This idea has given us the gimmick gospel. Most church members want to be entertained–instead of instructed in the Word of God. They have far more delight in the gospel of amusement–than the gospel of the atonement. Gospel celebrities must be brought in to entertain these worldly church members. These members love to hear these clerical comedians who mix a few verses of Scripture with a large amount of humor. Special singing groups must be brought in too. These have the same dress, music, hair style, and manners of any rock and roll group. Our church services nowadays have become a carefully produced theatrical production for the delight of carnal Christians and religious rascals. The only difference between this entertainment and that in the local nightclub is that it has a religious flavor! But they say it must be done to get nickels and noses! 

While there are some exceptions, most big churches are worldly churches. They have high carnality–and low spirituality. Truth is very scarce in such fashionable churches, because the Word of God has been compromised to keep nickels and noses.

Summary Comments by Evangelist Sam Biggers:

Milburn Corckell wrote sharp noted articles pointing to the failure of truth to be preached in the church.  Here is one which caught my eye and caused me to take a step backward and think about the church in 2016.

While I raised in the Baptist faith, I am no longer a member of a Baptist church; however, I agree with much of Pastor Corckell’s commentary of what has happened in many churches in America.   Regardless of one’s church affiliation, when truth is spoken we need to listen.  We might learn something about the current condition of our own heart.  I do not believe all churches can be placed into this category; but, there is a grain of truth in what he has written.
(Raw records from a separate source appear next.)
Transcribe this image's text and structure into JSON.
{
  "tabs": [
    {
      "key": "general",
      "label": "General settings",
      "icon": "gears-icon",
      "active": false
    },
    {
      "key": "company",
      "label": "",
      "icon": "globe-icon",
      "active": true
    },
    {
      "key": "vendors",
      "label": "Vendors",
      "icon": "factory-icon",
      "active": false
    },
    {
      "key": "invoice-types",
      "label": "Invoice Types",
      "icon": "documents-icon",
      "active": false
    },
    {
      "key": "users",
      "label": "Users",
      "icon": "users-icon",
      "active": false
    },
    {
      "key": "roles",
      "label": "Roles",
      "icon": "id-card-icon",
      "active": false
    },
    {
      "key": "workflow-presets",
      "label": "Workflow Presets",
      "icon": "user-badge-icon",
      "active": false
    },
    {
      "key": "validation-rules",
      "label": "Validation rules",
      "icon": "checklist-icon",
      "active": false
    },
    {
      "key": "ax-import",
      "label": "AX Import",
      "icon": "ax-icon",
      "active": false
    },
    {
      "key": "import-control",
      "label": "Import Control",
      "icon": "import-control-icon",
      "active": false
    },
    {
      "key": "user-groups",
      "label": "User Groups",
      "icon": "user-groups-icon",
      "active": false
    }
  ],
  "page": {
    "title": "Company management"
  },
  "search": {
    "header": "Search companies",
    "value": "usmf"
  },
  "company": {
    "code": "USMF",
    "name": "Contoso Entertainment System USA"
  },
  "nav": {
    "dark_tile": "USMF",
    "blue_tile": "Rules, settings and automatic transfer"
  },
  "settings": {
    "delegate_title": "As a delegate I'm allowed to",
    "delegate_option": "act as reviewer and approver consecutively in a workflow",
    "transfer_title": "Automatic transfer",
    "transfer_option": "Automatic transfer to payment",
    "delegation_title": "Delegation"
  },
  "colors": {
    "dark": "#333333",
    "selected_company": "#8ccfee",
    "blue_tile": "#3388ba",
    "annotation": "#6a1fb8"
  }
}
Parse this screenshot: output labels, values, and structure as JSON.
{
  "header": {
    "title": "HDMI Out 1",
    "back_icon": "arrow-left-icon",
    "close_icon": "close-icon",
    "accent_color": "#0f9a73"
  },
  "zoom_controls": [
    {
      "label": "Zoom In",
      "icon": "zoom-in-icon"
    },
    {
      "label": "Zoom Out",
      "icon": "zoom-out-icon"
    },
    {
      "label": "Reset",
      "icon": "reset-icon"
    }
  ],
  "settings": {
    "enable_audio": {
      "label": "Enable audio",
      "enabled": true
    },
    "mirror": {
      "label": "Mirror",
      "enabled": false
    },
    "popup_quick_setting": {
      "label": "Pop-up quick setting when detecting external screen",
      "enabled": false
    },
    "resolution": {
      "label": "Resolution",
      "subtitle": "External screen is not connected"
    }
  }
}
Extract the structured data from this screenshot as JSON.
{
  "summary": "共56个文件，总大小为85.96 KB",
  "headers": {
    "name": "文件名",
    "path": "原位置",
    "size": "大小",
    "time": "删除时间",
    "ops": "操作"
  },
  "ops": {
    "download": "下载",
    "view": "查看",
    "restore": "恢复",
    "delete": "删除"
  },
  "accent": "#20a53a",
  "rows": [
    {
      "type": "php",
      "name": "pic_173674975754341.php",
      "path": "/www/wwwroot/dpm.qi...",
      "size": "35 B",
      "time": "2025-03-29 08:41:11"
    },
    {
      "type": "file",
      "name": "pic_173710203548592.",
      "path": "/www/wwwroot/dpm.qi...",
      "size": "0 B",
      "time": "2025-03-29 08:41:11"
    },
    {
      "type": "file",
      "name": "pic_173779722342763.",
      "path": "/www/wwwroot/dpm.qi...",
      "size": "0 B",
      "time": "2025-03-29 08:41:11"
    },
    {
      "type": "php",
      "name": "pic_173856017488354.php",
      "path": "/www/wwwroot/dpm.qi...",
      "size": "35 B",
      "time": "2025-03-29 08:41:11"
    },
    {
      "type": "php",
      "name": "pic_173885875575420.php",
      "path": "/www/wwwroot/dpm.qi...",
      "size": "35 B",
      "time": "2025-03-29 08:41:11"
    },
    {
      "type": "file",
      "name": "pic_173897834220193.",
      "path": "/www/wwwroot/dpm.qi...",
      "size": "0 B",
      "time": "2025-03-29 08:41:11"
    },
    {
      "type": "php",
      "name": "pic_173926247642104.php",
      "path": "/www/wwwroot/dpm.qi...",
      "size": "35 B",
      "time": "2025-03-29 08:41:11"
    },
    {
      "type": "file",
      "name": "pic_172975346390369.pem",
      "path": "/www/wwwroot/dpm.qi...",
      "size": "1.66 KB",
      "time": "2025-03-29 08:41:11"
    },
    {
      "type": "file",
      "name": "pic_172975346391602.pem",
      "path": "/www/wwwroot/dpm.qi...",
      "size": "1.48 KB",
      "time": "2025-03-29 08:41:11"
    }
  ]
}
After reading Pastor Cockrell’s article I am reminded the church needs to return to the roots of the early church: prayer, confession of sin and acceptance of Jesus Christ as Savior and Lord and enter into serious Bible Study to glean the truths of God’s word to enable us to live holy and righteous lives dedicated to be used to build the Kingdom of God.  – Sam Biggers November 15, 2016.